> Exercise materials
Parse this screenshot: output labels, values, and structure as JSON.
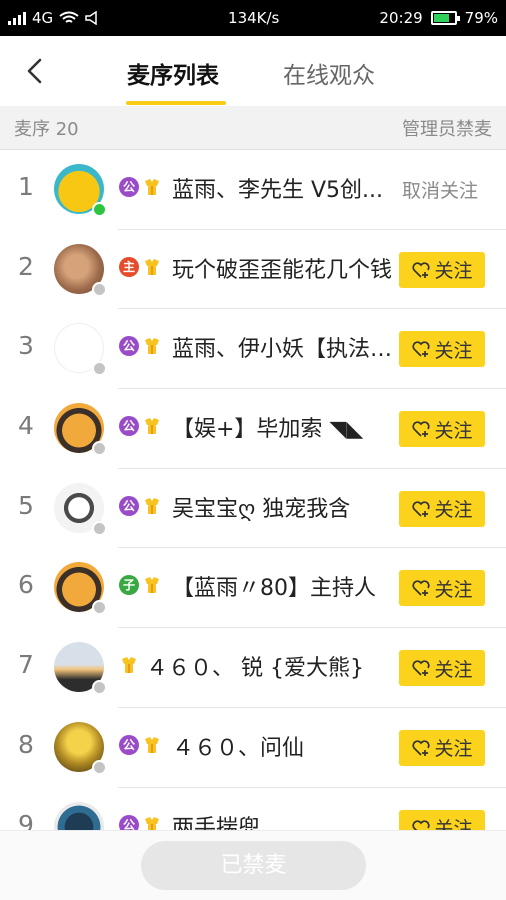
{
  "status_bar": {
    "network": "4G",
    "speed": "134K/s",
    "time": "20:29",
    "battery": "79%",
    "battery_level": 0.79
  },
  "header": {
    "tabs": [
      {
        "label": "麦序列表",
        "active": true
      },
      {
        "label": "在线观众",
        "active": false
      }
    ]
  },
  "subbar": {
    "left_label": "麦序",
    "count": "20",
    "right_label": "管理员禁麦"
  },
  "follow_label": "关注",
  "unfollow_label": "取消关注",
  "rows": [
    {
      "rank": "1",
      "badge": "公",
      "name": "蓝雨、李先生 V5创...",
      "online": true,
      "action": "unfollow"
    },
    {
      "rank": "2",
      "badge": "主",
      "name": "玩个破歪歪能花几个钱",
      "online": false,
      "action": "follow"
    },
    {
      "rank": "3",
      "badge": "公",
      "name": "蓝雨、伊小妖【执法官】",
      "online": false,
      "action": "follow"
    },
    {
      "rank": "4",
      "badge": "公",
      "name": "【娱+】毕加索 ◥◣",
      "online": false,
      "action": "follow"
    },
    {
      "rank": "5",
      "badge": "公",
      "name": "吴宝宝ღ 独宠我含",
      "online": false,
      "action": "follow"
    },
    {
      "rank": "6",
      "badge": "子",
      "name": "【蓝雨〃80】主持人",
      "online": false,
      "action": "follow"
    },
    {
      "rank": "7",
      "badge": "",
      "name": "４６０、 锐 {爱大熊}",
      "online": false,
      "action": "follow"
    },
    {
      "rank": "8",
      "badge": "公",
      "name": "４６０、问仙",
      "online": false,
      "action": "follow"
    },
    {
      "rank": "9",
      "badge": "公",
      "name": "两手揣兜",
      "online": false,
      "action": "follow"
    }
  ],
  "bottom": {
    "button_label": "已禁麦"
  },
  "colors": {
    "accent": "#fbd31c",
    "online": "#2cc541",
    "gong_badge": "#9a4bc8",
    "zhu_badge": "#e64b2b",
    "zi_badge": "#39a843"
  }
}
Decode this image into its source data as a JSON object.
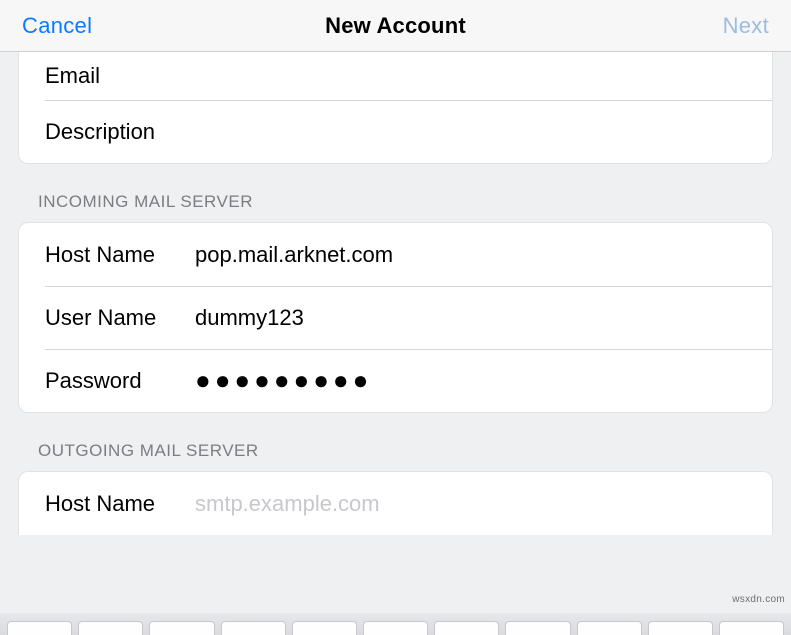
{
  "nav": {
    "cancel": "Cancel",
    "title": "New Account",
    "next": "Next"
  },
  "account": {
    "email_label": "Email",
    "email_value": "",
    "description_label": "Description",
    "description_value": ""
  },
  "incoming": {
    "header": "INCOMING MAIL SERVER",
    "host_label": "Host Name",
    "host_value": "pop.mail.arknet.com",
    "user_label": "User Name",
    "user_value": "dummy123",
    "password_label": "Password",
    "password_value": "●●●●●●●●●"
  },
  "outgoing": {
    "header": "OUTGOING MAIL SERVER",
    "host_label": "Host Name",
    "host_value": "",
    "host_placeholder": "smtp.example.com"
  },
  "watermark": "wsxdn.com"
}
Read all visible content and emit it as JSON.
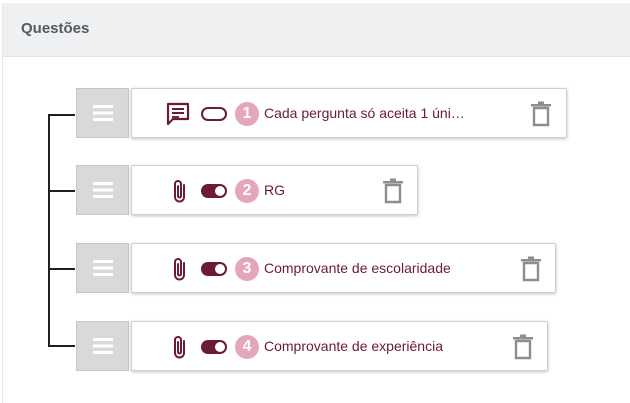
{
  "panel": {
    "title": "Questões"
  },
  "colors": {
    "accent": "#6b1a37",
    "badge": "#e4a6bc",
    "handle_bg": "#d9d9d9",
    "trash": "#8e8e8e"
  },
  "questions": [
    {
      "number": "1",
      "label": "Cada pergunta só aceita 1 úni…",
      "type_icon": "comment-icon",
      "toggle": "off"
    },
    {
      "number": "2",
      "label": "RG",
      "type_icon": "paperclip-icon",
      "toggle": "on"
    },
    {
      "number": "3",
      "label": "Comprovante de escolaridade",
      "type_icon": "paperclip-icon",
      "toggle": "on"
    },
    {
      "number": "4",
      "label": "Comprovante de experiência",
      "type_icon": "paperclip-icon",
      "toggle": "on"
    }
  ]
}
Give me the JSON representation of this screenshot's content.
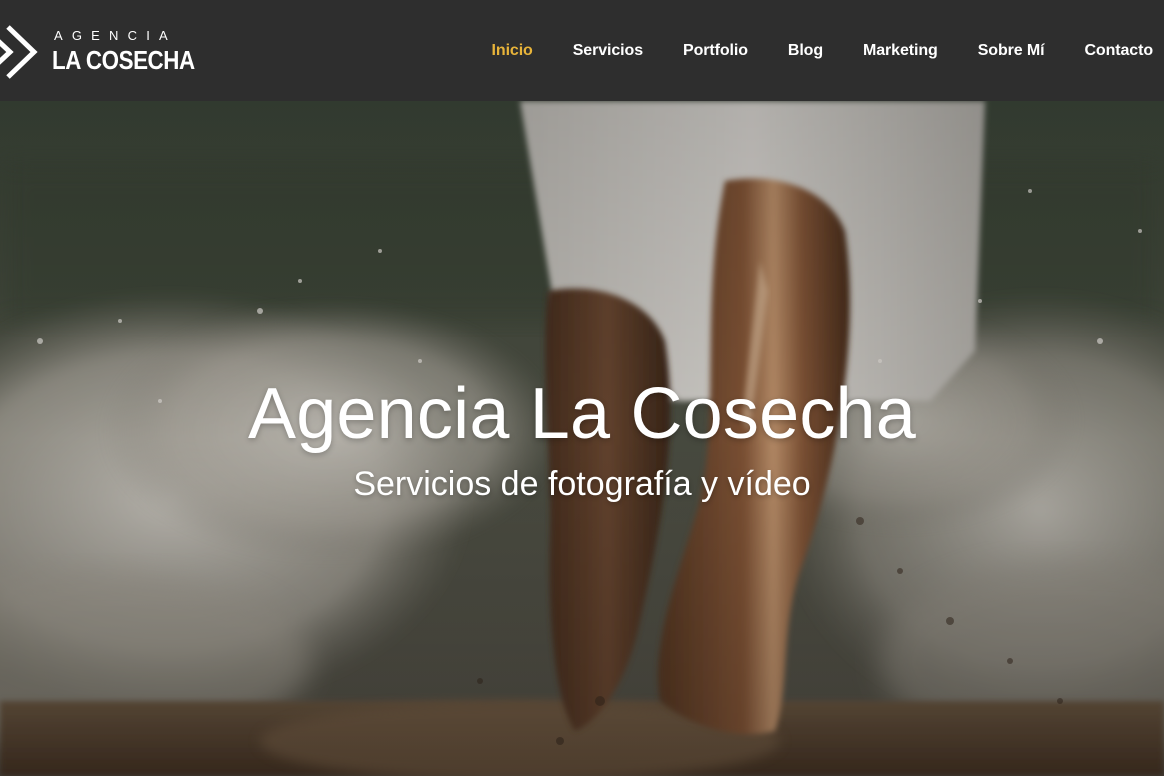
{
  "header": {
    "logo": {
      "top_text": "AGENCIA",
      "bottom_text": "LA COSECHA",
      "icon": "double-chevron-logo-icon"
    },
    "nav": [
      {
        "label": "Inicio",
        "active": true
      },
      {
        "label": "Servicios",
        "active": false
      },
      {
        "label": "Portfolio",
        "active": false
      },
      {
        "label": "Blog",
        "active": false
      },
      {
        "label": "Marketing",
        "active": false
      },
      {
        "label": "Sobre Mí",
        "active": false
      },
      {
        "label": "Contacto",
        "active": false
      }
    ]
  },
  "hero": {
    "title": "Agencia La Cosecha",
    "subtitle": "Servicios de fotografía y vídeo",
    "background": "photo-feet-running-through-surf-at-night"
  },
  "colors": {
    "header_bg": "#2e2e2e",
    "nav_text": "#ffffff",
    "nav_active": "#e8b43a",
    "hero_text": "#ffffff"
  }
}
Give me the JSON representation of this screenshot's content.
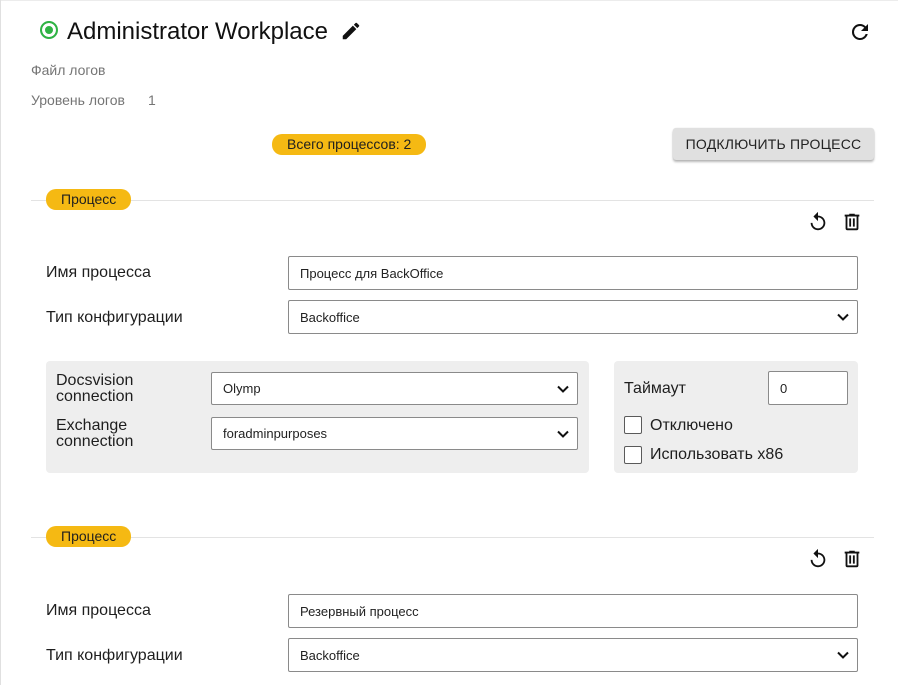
{
  "header": {
    "title": "Administrator Workplace",
    "status_color": "#2fb344",
    "status_icon": "status-online-icon",
    "edit_icon": "pencil-icon",
    "refresh_icon": "refresh-icon"
  },
  "meta": {
    "log_file_label": "Файл логов",
    "log_level_label": "Уровень логов",
    "log_level_value": "1"
  },
  "toolbar": {
    "total_processes": "Всего процессов: 2",
    "connect_button": "ПОДКЛЮЧИТЬ ПРОЦЕСС"
  },
  "accent_color": "#f5b913",
  "processes": [
    {
      "badge": "Процесс",
      "restart_icon": "restart-icon",
      "delete_icon": "trash-icon",
      "name_label": "Имя процесса",
      "name_value": "Процесс для BackOffice",
      "config_label": "Тип конфигурации",
      "config_value": "Backoffice",
      "docsvision_label_1": "Docsvision",
      "docsvision_label_2": "connection",
      "docsvision_value": "Olymp",
      "exchange_label_1": "Exchange",
      "exchange_label_2": "connection",
      "exchange_value": "foradminpurposes",
      "timeout_label": "Таймаут",
      "timeout_value": "0",
      "disabled_label": "Отключено",
      "x86_label": "Использовать x86"
    },
    {
      "badge": "Процесс",
      "restart_icon": "restart-icon",
      "delete_icon": "trash-icon",
      "name_label": "Имя процесса",
      "name_value": "Резервный процесс",
      "config_label": "Тип конфигурации",
      "config_value": "Backoffice"
    }
  ]
}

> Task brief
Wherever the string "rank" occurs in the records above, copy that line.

> Result of this task
      "rank": "1",
      "rank": "2",
      "rank": "3",
      "rank": "4",
      "rank": "5",
      "rank": "6",
      "rank": "7",
      "rank": "8",
      "rank": "9",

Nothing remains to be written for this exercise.